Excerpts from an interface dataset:
================
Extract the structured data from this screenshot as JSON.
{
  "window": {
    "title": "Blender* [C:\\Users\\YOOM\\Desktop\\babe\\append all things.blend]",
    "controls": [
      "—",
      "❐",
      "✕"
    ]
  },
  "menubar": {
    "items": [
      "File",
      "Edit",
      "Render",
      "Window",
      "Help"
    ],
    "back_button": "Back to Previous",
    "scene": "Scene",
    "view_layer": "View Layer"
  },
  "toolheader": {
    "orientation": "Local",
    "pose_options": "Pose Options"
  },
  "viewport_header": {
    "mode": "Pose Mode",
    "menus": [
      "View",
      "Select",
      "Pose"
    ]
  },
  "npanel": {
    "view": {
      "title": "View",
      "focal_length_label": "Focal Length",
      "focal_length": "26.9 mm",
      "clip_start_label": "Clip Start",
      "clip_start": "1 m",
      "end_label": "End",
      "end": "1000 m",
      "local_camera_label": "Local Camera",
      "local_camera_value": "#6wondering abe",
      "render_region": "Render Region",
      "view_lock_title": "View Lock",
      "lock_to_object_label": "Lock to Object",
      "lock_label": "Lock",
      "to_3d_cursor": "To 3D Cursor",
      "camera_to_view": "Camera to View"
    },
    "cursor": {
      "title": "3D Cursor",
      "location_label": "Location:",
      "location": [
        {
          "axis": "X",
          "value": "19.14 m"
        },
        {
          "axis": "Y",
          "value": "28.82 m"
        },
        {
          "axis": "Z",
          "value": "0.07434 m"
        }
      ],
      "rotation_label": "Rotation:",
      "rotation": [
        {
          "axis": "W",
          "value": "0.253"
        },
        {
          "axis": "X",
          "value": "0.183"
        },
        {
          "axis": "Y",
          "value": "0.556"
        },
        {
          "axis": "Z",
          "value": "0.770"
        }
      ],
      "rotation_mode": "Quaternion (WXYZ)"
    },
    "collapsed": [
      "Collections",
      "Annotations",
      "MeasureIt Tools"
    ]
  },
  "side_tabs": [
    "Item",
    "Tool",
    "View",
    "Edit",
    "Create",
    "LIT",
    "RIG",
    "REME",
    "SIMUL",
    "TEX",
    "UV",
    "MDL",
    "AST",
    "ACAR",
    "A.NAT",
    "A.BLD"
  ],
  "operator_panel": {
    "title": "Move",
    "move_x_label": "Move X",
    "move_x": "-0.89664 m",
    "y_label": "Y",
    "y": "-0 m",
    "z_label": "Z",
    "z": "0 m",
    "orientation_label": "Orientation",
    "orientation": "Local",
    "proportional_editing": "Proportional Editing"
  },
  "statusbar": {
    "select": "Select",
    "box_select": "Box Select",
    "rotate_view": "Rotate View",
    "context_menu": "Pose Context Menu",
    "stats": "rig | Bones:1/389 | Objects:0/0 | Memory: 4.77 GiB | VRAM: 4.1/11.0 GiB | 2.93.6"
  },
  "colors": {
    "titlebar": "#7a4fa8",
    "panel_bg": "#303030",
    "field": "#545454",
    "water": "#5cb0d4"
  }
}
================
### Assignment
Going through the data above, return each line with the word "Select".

### Problem solution
      "Select",
    "select": "Select",
    "box_select": "Box Select",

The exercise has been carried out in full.